Contact Lenses, Medical Devices Injure 70K+ Children, Teens
Has your child ever left his or her contact lenses in too long without cleaning them? Injuries associated with contact lenses and other medical devices send more than 70,000 children and teens to emergency departments each year, according to a new study appearing in Pediatrics.
Researchers at the Food and Drug Administration (FDA), who conducted this first detailed national estimate of medical device injuries in children and teens, discovered that about 25 percent of the problems they uncovered were related to the misuse of contact lenses. Typical problems included infections and corneal abrasions, an injury to the transparent tissue that covers the front of the eye.
The remaining injuries fell into 12 other categories, and the more common ones included puncture wounds from hypodermic needles that broke off in patients during injection or from illegal drug use, infections in children who have ear tubes, and skin tears from pelvic instruments used during gynecological exams in adolescent girls.

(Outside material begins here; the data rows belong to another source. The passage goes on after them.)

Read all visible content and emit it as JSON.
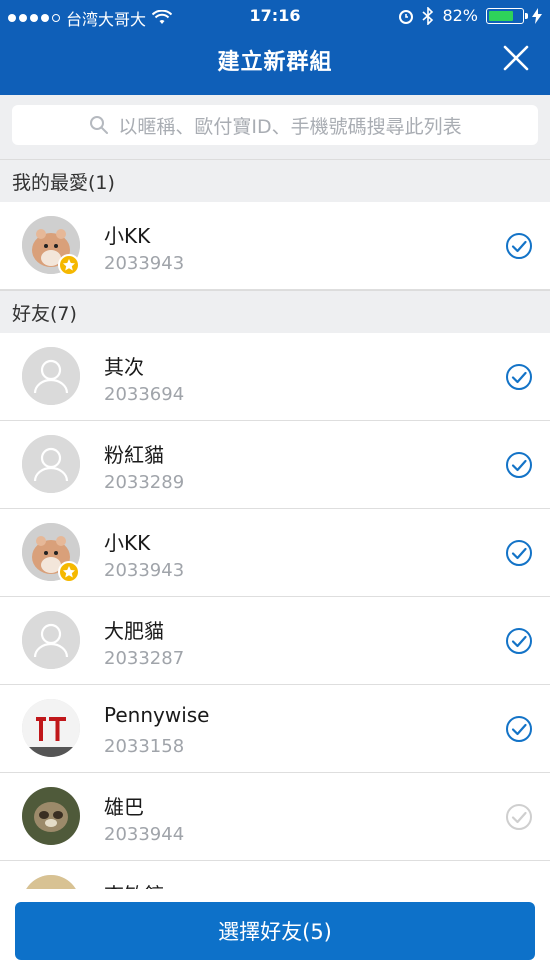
{
  "status_bar": {
    "carrier": "台湾大哥大",
    "time": "17:16",
    "battery_percent": "82%",
    "battery_level": 0.82
  },
  "header": {
    "title": "建立新群組",
    "close_icon": "close-icon"
  },
  "search": {
    "placeholder": "以暱稱、歐付寶ID、手機號碼搜尋此列表"
  },
  "sections": [
    {
      "title": "我的最愛(1)",
      "items": [
        {
          "name": "小KK",
          "id": "2033943",
          "avatar": "hamster",
          "favorite": true,
          "selected": true
        }
      ]
    },
    {
      "title": "好友(7)",
      "items": [
        {
          "name": "其次",
          "id": "2033694",
          "avatar": "default",
          "favorite": false,
          "selected": true
        },
        {
          "name": "粉紅貓",
          "id": "2033289",
          "avatar": "default",
          "favorite": false,
          "selected": true
        },
        {
          "name": "小KK",
          "id": "2033943",
          "avatar": "hamster",
          "favorite": true,
          "selected": true
        },
        {
          "name": "大肥貓",
          "id": "2033287",
          "avatar": "default",
          "favorite": false,
          "selected": true
        },
        {
          "name": "Pennywise",
          "id": "2033158",
          "avatar": "it",
          "favorite": false,
          "selected": true
        },
        {
          "name": "雄巴",
          "id": "2033944",
          "avatar": "sloth",
          "favorite": false,
          "selected": false
        },
        {
          "name": "李敏鎬",
          "id": "",
          "avatar": "photo",
          "favorite": false,
          "selected": false
        }
      ]
    }
  ],
  "footer": {
    "button_label": "選擇好友(5)"
  },
  "colors": {
    "header_bg": "#0f5fb8",
    "button_bg": "#0d71c9",
    "check_selected": "#1373c7",
    "check_unselected": "#cfcfcf",
    "section_bg": "#eeeff1"
  }
}
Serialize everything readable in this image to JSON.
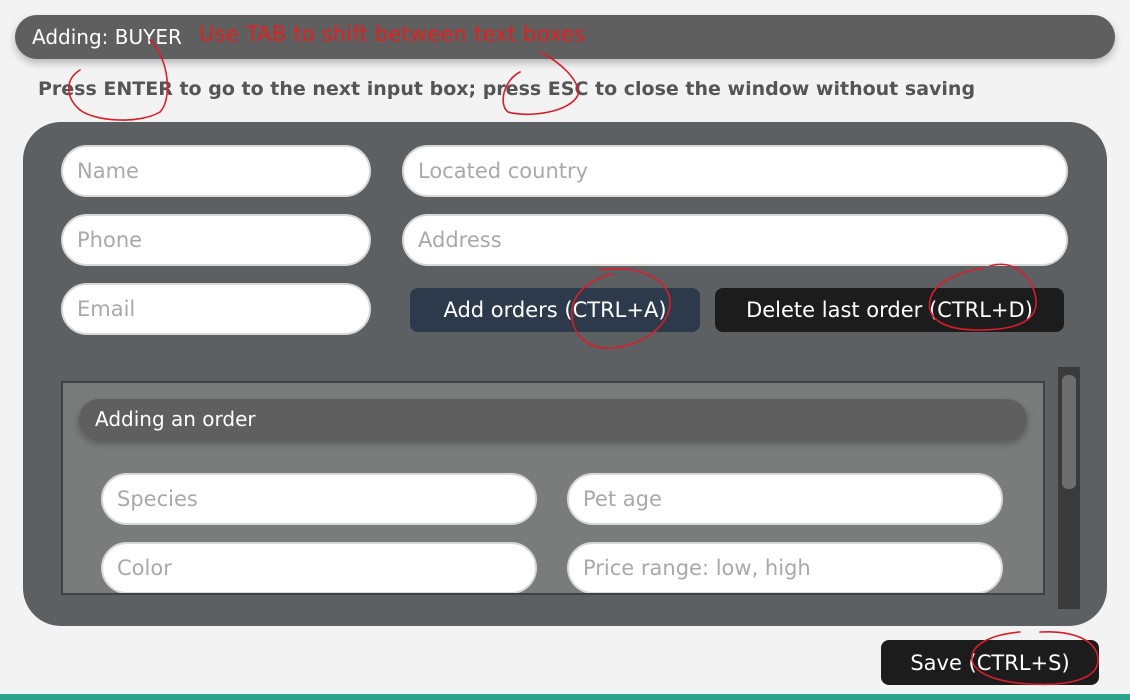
{
  "window": {
    "title": "Adding: BUYER",
    "tab_hint": "Use TAB to shift between text boxes",
    "instructions": "Press ENTER to go to the next input box; press ESC to close the window without saving"
  },
  "buyer_form": {
    "name_placeholder": "Name",
    "phone_placeholder": "Phone",
    "email_placeholder": "Email",
    "country_placeholder": "Located country",
    "address_placeholder": "Address",
    "add_orders_label": "Add orders (CTRL+A)",
    "delete_order_label": "Delete last order (CTRL+D)"
  },
  "order": {
    "header": "Adding an order",
    "species_placeholder": "Species",
    "pet_age_placeholder": "Pet age",
    "color_placeholder": "Color",
    "price_range_placeholder": "Price range: low, high"
  },
  "footer": {
    "save_label": "Save (CTRL+S)"
  },
  "colors": {
    "panel": "#5c6063",
    "titlebar": "#5f5f5f",
    "add_button": "#2c3a4b",
    "dark_button": "#1c1c1c",
    "annotation": "#e02020"
  }
}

Among the most serious episodes were problems with implanted devices, including brain shunts for children with hydrocephalus (an accumulation of cerebral spinal fluid on the brain). According to the National Hydrocephalus Foundation, this condition is one of the most common birth defects, occurring in about 1 of every 500 births.
Other medical device injuries uncovered in the FDA study included chest catheters for patients with cancer who receive their chemotherapy at home and insulin pumps for type 1 diabetes. The problems with all of these devices typically involved infections and overdoses, resulting in the need for hospitalization in 6 percent of patients.
The study was headed by Dr. Cunlin Wang and co-author Dr. Brock Hefflin, both of whom work in the FDA’s Center for Devices and Radiological Health. The research team analyzed data from ER visits reported in a national injury surveillance system. They uncovered an estimate 144,799 complications related to medical device use during 2004 and 2005, averaging out to more than 70,000 yearly. While this number is disturbingly high, it does not include medical device problems in children who are already hospitalized.
According to Dr. Steven Krug, who heads emergency medicine at Chicago’s Children’s Memorial Hospital and who was not involved in the study, these results bring to light a trade-off that allows chronically ill children to stay home while being treated, a position that is challenging for families. Krug noted that “health care providers need to be aware of these kids and their devices and how to recognize or diagnose” problems that can arise.
Aside from the injuries related to contact lens misuse, one reason for the high number of medical device injuries in children may be that many devices are intended for use in adults. Researchers are now trying to determine how and why the problems occurred and how often they also happen in adults. The FDA may issue device warnings, depending on their findings.
National Hydrocephalus Foundation
National Institutes of Health
This page is updated on May 9, 2013.